Among the entries below, which lines include the string "tasks"? Show each one.
═════ Study material
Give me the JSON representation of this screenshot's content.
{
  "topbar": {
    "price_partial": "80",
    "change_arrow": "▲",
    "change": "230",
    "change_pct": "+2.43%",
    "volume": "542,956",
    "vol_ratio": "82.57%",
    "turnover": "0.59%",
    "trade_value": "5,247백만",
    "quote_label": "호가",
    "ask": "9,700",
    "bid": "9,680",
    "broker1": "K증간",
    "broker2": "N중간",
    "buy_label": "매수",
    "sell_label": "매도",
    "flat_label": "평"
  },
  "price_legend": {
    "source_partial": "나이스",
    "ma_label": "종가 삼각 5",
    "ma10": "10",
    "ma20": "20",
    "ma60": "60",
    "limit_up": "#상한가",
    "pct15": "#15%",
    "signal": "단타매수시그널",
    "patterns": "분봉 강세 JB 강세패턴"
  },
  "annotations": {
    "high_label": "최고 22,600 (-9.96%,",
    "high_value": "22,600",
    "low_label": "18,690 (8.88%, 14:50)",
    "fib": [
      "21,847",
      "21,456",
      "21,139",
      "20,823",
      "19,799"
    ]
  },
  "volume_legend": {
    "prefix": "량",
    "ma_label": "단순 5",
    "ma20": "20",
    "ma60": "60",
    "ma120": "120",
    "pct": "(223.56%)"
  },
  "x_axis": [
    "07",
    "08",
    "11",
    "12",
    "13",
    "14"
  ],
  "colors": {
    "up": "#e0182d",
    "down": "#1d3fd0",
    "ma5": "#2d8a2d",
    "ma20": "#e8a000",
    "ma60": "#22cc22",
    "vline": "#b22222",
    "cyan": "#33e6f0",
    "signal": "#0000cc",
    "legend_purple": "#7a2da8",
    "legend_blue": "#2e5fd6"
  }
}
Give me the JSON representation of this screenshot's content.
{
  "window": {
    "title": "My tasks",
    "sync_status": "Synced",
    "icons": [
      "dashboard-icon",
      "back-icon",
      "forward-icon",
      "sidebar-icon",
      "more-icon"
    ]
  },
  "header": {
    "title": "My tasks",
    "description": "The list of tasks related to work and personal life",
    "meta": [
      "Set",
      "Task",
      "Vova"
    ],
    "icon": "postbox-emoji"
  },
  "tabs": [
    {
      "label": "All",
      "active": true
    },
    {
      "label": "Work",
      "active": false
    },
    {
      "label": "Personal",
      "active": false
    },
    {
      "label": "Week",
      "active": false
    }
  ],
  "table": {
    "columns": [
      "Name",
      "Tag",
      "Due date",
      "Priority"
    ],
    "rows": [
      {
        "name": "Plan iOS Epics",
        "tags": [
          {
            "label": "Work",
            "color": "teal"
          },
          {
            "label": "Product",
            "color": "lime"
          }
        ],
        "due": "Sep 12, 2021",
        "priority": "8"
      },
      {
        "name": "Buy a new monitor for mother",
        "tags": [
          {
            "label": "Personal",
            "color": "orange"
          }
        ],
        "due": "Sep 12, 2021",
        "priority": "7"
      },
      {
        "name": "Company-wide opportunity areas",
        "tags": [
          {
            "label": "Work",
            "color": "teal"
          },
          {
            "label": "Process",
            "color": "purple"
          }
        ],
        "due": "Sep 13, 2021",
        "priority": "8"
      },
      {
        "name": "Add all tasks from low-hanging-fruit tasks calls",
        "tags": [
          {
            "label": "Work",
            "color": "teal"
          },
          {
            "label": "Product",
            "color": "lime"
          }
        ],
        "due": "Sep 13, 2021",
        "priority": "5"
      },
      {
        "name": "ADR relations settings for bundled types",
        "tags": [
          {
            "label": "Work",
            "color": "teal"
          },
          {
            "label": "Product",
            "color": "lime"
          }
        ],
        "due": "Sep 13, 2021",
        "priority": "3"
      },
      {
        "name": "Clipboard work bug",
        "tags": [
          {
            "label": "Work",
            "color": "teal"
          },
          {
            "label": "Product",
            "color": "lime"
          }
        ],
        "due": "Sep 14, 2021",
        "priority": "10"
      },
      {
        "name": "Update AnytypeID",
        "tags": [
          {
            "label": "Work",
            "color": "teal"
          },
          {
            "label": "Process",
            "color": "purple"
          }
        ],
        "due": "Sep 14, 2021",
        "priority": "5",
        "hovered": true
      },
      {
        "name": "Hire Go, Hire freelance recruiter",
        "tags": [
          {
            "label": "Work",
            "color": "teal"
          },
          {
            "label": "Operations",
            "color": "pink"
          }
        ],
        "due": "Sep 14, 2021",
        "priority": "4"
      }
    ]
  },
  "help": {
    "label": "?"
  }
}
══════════
__Response below__.
    "title": "My tasks",
    "title": "My tasks",
    "description": "The list of tasks related to work and personal life",
        "name": "Add all tasks from low-hanging-fruit tasks calls",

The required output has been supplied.